**Supplied data:**
+---+

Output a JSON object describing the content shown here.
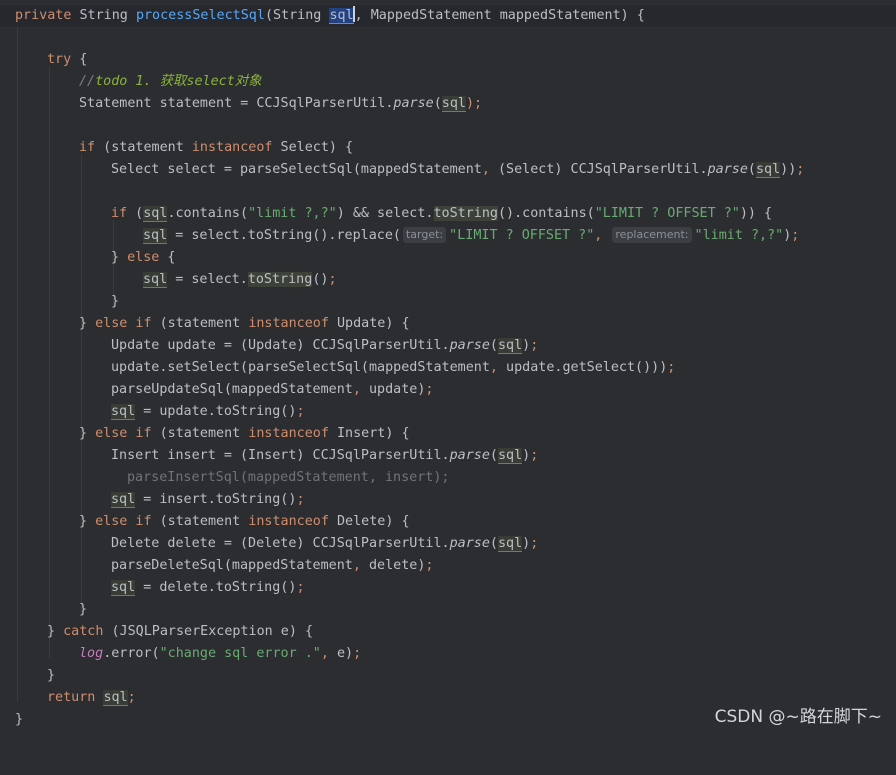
{
  "lines": [
    [
      "private",
      "String",
      "processSelectSql",
      "(String ",
      "sql",
      ", MappedStatement mappedStatement) {"
    ],
    [],
    [
      "try",
      " {"
    ],
    [
      "//",
      "todo 1. ",
      "获取",
      "select",
      "对象"
    ],
    [
      "Statement statement = CCJSqlParserUtil.",
      "parse",
      "(",
      "sql",
      ");"
    ],
    [],
    [
      "if",
      " (statement ",
      "instanceof",
      " Select) {"
    ],
    [
      "Select select = parseSelectSql(mappedStatement",
      ",",
      " (Select) CCJSqlParserUtil.",
      "parse",
      "(",
      "sql",
      "))",
      ";"
    ],
    [],
    [
      "if",
      " (",
      "sql",
      ".contains(",
      "\"limit ?,?\"",
      ") && select.",
      "toString",
      "().contains(",
      "\"LIMIT ? OFFSET ?\"",
      ")) {"
    ],
    [
      "sql",
      " = select.toString().replace(",
      "target:",
      "\"LIMIT ? OFFSET ?\"",
      ",",
      "replacement:",
      "\"limit ?,?\"",
      ")",
      ";"
    ],
    [
      "}",
      "else",
      " {"
    ],
    [
      "sql",
      " = select.",
      "toString",
      "()",
      ";"
    ],
    [
      "}"
    ],
    [
      "}",
      "else if",
      " (statement ",
      "instanceof",
      " Update) {"
    ],
    [
      "Update update = (Update) CCJSqlParserUtil.",
      "parse",
      "(",
      "sql",
      ")",
      ";"
    ],
    [
      "update.setSelect(parseSelectSql(mappedStatement",
      ",",
      " update.getSelect()))",
      ";"
    ],
    [
      "parseUpdateSql(mappedStatement",
      ",",
      " update)",
      ";"
    ],
    [
      "sql",
      " = update.toString()",
      ";"
    ],
    [
      "}",
      "else if",
      " (statement ",
      "instanceof",
      " Insert) {"
    ],
    [
      "Insert insert = (Insert) CCJSqlParserUtil.",
      "parse",
      "(",
      "sql",
      ")",
      ";"
    ],
    [
      "parseInsertSql(mappedStatement, insert);"
    ],
    [
      "sql",
      " = insert.toString()",
      ";"
    ],
    [
      "}",
      "else if",
      " (statement ",
      "instanceof",
      " Delete) {"
    ],
    [
      "Delete delete = (Delete) CCJSqlParserUtil.",
      "parse",
      "(",
      "sql",
      ")",
      ";"
    ],
    [
      "parseDeleteSql(mappedStatement",
      ",",
      " delete)",
      ";"
    ],
    [
      "sql",
      " = delete.toString()",
      ";"
    ],
    [
      "}"
    ],
    [
      "}",
      "catch",
      " (JSQLParserException e) {"
    ],
    [
      "log",
      ".error(",
      "\"change sql error .\"",
      ",",
      " e)",
      ";"
    ],
    [
      "}"
    ],
    [
      "return",
      "sql",
      ";"
    ],
    [
      "}"
    ]
  ],
  "watermark": "CSDN @~路在脚下~",
  "colors": {
    "background": "#2b2d30",
    "keyword": "#cf8e6d",
    "method_decl": "#56a8f5",
    "string": "#6aab73",
    "comment": "#7a7e85",
    "todo": "#8bb33d",
    "static_field": "#c77dbb"
  }
}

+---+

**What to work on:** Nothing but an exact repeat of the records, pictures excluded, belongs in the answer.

**Answer for this exercise:**
Output a JSON object describing the content shown here.
{
  "lines": [
    [
      "private",
      "String",
      "processSelectSql",
      "(String ",
      "sql",
      ", MappedStatement mappedStatement) {"
    ],
    [],
    [
      "try",
      " {"
    ],
    [
      "//",
      "todo 1. ",
      "获取",
      "select",
      "对象"
    ],
    [
      "Statement statement = CCJSqlParserUtil.",
      "parse",
      "(",
      "sql",
      ");"
    ],
    [],
    [
      "if",
      " (statement ",
      "instanceof",
      " Select) {"
    ],
    [
      "Select select = parseSelectSql(mappedStatement",
      ",",
      " (Select) CCJSqlParserUtil.",
      "parse",
      "(",
      "sql",
      "))",
      ";"
    ],
    [],
    [
      "if",
      " (",
      "sql",
      ".contains(",
      "\"limit ?,?\"",
      ") && select.",
      "toString",
      "().contains(",
      "\"LIMIT ? OFFSET ?\"",
      ")) {"
    ],
    [
      "sql",
      " = select.toString().replace(",
      "target:",
      "\"LIMIT ? OFFSET ?\"",
      ",",
      "replacement:",
      "\"limit ?,?\"",
      ")",
      ";"
    ],
    [
      "}",
      "else",
      " {"
    ],
    [
      "sql",
      " = select.",
      "toString",
      "()",
      ";"
    ],
    [
      "}"
    ],
    [
      "}",
      "else if",
      " (statement ",
      "instanceof",
      " Update) {"
    ],
    [
      "Update update = (Update) CCJSqlParserUtil.",
      "parse",
      "(",
      "sql",
      ")",
      ";"
    ],
    [
      "update.setSelect(parseSelectSql(mappedStatement",
      ",",
      " update.getSelect()))",
      ";"
    ],
    [
      "parseUpdateSql(mappedStatement",
      ",",
      " update)",
      ";"
    ],
    [
      "sql",
      " = update.toString()",
      ";"
    ],
    [
      "}",
      "else if",
      " (statement ",
      "instanceof",
      " Insert) {"
    ],
    [
      "Insert insert = (Insert) CCJSqlParserUtil.",
      "parse",
      "(",
      "sql",
      ")",
      ";"
    ],
    [
      "parseInsertSql(mappedStatement, insert);"
    ],
    [
      "sql",
      " = insert.toString()",
      ";"
    ],
    [
      "}",
      "else if",
      " (statement ",
      "instanceof",
      " Delete) {"
    ],
    [
      "Delete delete = (Delete) CCJSqlParserUtil.",
      "parse",
      "(",
      "sql",
      ")",
      ";"
    ],
    [
      "parseDeleteSql(mappedStatement",
      ",",
      " delete)",
      ";"
    ],
    [
      "sql",
      " = delete.toString()",
      ";"
    ],
    [
      "}"
    ],
    [
      "}",
      "catch",
      " (JSQLParserException e) {"
    ],
    [
      "log",
      ".error(",
      "\"change sql error .\"",
      ",",
      " e)",
      ";"
    ],
    [
      "}"
    ],
    [
      "return",
      "sql",
      ";"
    ],
    [
      "}"
    ]
  ],
  "watermark": "CSDN @~路在脚下~",
  "colors": {
    "background": "#2b2d30",
    "keyword": "#cf8e6d",
    "method_decl": "#56a8f5",
    "string": "#6aab73",
    "comment": "#7a7e85",
    "todo": "#8bb33d",
    "static_field": "#c77dbb"
  }
}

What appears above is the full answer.